### RECORDS FOR THE TASK
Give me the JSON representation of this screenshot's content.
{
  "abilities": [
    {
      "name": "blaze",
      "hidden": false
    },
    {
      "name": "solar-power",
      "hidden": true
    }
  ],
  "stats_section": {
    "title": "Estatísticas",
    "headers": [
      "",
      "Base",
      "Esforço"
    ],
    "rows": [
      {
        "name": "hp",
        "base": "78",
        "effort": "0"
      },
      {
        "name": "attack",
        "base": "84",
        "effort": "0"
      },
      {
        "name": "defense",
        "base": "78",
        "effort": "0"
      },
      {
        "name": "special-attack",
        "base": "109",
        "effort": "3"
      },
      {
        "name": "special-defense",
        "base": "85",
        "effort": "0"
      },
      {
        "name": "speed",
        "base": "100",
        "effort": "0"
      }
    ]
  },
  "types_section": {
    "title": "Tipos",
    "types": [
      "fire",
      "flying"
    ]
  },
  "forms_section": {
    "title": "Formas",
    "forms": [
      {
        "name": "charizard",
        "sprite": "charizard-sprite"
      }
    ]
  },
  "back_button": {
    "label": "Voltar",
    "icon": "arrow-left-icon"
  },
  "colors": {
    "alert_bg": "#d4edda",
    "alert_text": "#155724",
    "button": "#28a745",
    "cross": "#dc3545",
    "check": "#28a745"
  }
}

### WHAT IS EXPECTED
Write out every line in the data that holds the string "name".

### WRITTEN REPLY
      "name": "blaze",
      "name": "solar-power",
        "name": "hp",
        "name": "attack",
        "name": "defense",
        "name": "special-attack",
        "name": "special-defense",
        "name": "speed",
        "name": "charizard",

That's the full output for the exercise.